## TASK INSTRUCTIONS:
All of the entries must be output exactly as they are.

== LISTED RECORDS

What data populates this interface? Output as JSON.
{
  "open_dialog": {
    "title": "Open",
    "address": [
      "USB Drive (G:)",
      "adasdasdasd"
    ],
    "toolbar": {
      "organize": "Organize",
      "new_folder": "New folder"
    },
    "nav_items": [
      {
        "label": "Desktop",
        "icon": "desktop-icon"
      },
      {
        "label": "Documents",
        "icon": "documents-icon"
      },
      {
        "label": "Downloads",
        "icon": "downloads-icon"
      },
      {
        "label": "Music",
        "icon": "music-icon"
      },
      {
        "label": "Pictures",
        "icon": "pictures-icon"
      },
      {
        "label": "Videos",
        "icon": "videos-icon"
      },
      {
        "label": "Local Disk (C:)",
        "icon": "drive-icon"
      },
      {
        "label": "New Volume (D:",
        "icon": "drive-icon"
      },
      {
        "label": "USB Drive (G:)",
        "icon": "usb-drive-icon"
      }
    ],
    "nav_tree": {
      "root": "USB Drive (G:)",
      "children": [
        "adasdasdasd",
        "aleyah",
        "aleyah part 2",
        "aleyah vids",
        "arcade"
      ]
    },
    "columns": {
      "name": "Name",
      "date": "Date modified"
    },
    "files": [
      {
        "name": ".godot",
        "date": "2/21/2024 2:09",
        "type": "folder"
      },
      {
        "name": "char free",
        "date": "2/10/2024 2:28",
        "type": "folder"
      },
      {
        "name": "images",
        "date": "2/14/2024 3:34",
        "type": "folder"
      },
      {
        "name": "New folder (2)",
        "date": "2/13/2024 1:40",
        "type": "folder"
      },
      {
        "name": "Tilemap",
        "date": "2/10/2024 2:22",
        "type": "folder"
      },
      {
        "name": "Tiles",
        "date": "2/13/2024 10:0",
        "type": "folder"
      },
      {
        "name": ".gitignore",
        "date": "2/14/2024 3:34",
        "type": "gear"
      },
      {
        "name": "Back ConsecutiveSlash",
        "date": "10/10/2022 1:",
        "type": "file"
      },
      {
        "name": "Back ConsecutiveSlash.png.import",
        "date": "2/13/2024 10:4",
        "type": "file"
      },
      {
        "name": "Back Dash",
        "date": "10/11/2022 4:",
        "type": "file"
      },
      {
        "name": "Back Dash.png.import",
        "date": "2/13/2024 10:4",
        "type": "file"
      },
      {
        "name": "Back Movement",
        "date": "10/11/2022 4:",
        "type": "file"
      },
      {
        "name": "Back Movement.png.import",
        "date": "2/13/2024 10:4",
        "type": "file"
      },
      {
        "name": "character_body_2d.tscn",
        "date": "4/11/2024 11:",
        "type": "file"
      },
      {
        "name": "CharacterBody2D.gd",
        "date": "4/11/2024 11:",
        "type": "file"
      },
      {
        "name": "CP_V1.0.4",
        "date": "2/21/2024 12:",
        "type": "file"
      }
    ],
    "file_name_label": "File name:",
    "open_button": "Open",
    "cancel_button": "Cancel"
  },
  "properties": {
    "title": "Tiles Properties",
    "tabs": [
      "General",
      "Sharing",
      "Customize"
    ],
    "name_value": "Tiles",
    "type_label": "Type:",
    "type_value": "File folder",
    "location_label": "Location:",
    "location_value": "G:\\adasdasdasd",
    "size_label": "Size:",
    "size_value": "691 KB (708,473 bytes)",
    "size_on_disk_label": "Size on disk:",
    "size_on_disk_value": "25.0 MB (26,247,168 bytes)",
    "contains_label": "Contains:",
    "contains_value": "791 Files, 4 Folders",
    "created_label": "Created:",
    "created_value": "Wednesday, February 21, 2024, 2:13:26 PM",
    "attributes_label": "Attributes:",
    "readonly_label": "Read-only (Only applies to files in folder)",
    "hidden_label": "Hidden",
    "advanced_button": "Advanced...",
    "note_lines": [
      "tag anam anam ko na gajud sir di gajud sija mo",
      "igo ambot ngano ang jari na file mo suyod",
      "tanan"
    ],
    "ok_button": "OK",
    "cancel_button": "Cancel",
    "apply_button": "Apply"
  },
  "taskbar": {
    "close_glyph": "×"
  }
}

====

## RESPONSE TO THE EXERCISE:
What data populates this interface? Output as JSON.
{
  "open_dialog": {
    "title": "Open",
    "address": [
      "USB Drive (G:)",
      "adasdasdasd"
    ],
    "toolbar": {
      "organize": "Organize",
      "new_folder": "New folder"
    },
    "nav_items": [
      {
        "label": "Desktop",
        "icon": "desktop-icon"
      },
      {
        "label": "Documents",
        "icon": "documents-icon"
      },
      {
        "label": "Downloads",
        "icon": "downloads-icon"
      },
      {
        "label": "Music",
        "icon": "music-icon"
      },
      {
        "label": "Pictures",
        "icon": "pictures-icon"
      },
      {
        "label": "Videos",
        "icon": "videos-icon"
      },
      {
        "label": "Local Disk (C:)",
        "icon": "drive-icon"
      },
      {
        "label": "New Volume (D:",
        "icon": "drive-icon"
      },
      {
        "label": "USB Drive (G:)",
        "icon": "usb-drive-icon"
      }
    ],
    "nav_tree": {
      "root": "USB Drive (G:)",
      "children": [
        "adasdasdasd",
        "aleyah",
        "aleyah part 2",
        "aleyah vids",
        "arcade"
      ]
    },
    "columns": {
      "name": "Name",
      "date": "Date modified"
    },
    "files": [
      {
        "name": ".godot",
        "date": "2/21/2024 2:09",
        "type": "folder"
      },
      {
        "name": "char free",
        "date": "2/10/2024 2:28",
        "type": "folder"
      },
      {
        "name": "images",
        "date": "2/14/2024 3:34",
        "type": "folder"
      },
      {
        "name": "New folder (2)",
        "date": "2/13/2024 1:40",
        "type": "folder"
      },
      {
        "name": "Tilemap",
        "date": "2/10/2024 2:22",
        "type": "folder"
      },
      {
        "name": "Tiles",
        "date": "2/13/2024 10:0",
        "type": "folder"
      },
      {
        "name": ".gitignore",
        "date": "2/14/2024 3:34",
        "type": "gear"
      },
      {
        "name": "Back ConsecutiveSlash",
        "date": "10/10/2022 1:",
        "type": "file"
      },
      {
        "name": "Back ConsecutiveSlash.png.import",
        "date": "2/13/2024 10:4",
        "type": "file"
      },
      {
        "name": "Back Dash",
        "date": "10/11/2022 4:",
        "type": "file"
      },
      {
        "name": "Back Dash.png.import",
        "date": "2/13/2024 10:4",
        "type": "file"
      },
      {
        "name": "Back Movement",
        "date": "10/11/2022 4:",
        "type": "file"
      },
      {
        "name": "Back Movement.png.import",
        "date": "2/13/2024 10:4",
        "type": "file"
      },
      {
        "name": "character_body_2d.tscn",
        "date": "4/11/2024 11:",
        "type": "file"
      },
      {
        "name": "CharacterBody2D.gd",
        "date": "4/11/2024 11:",
        "type": "file"
      },
      {
        "name": "CP_V1.0.4",
        "date": "2/21/2024 12:",
        "type": "file"
      }
    ],
    "file_name_label": "File name:",
    "open_button": "Open",
    "cancel_button": "Cancel"
  },
  "properties": {
    "title": "Tiles Properties",
    "tabs": [
      "General",
      "Sharing",
      "Customize"
    ],
    "name_value": "Tiles",
    "type_label": "Type:",
    "type_value": "File folder",
    "location_label": "Location:",
    "location_value": "G:\\adasdasdasd",
    "size_label": "Size:",
    "size_value": "691 KB (708,473 bytes)",
    "size_on_disk_label": "Size on disk:",
    "size_on_disk_value": "25.0 MB (26,247,168 bytes)",
    "contains_label": "Contains:",
    "contains_value": "791 Files, 4 Folders",
    "created_label": "Created:",
    "created_value": "Wednesday, February 21, 2024, 2:13:26 PM",
    "attributes_label": "Attributes:",
    "readonly_label": "Read-only (Only applies to files in folder)",
    "hidden_label": "Hidden",
    "advanced_button": "Advanced...",
    "note_lines": [
      "tag anam anam ko na gajud sir di gajud sija mo",
      "igo ambot ngano ang jari na file mo suyod",
      "tanan"
    ],
    "ok_button": "OK",
    "cancel_button": "Cancel",
    "apply_button": "Apply"
  },
  "taskbar": {
    "close_glyph": "×"
  }
}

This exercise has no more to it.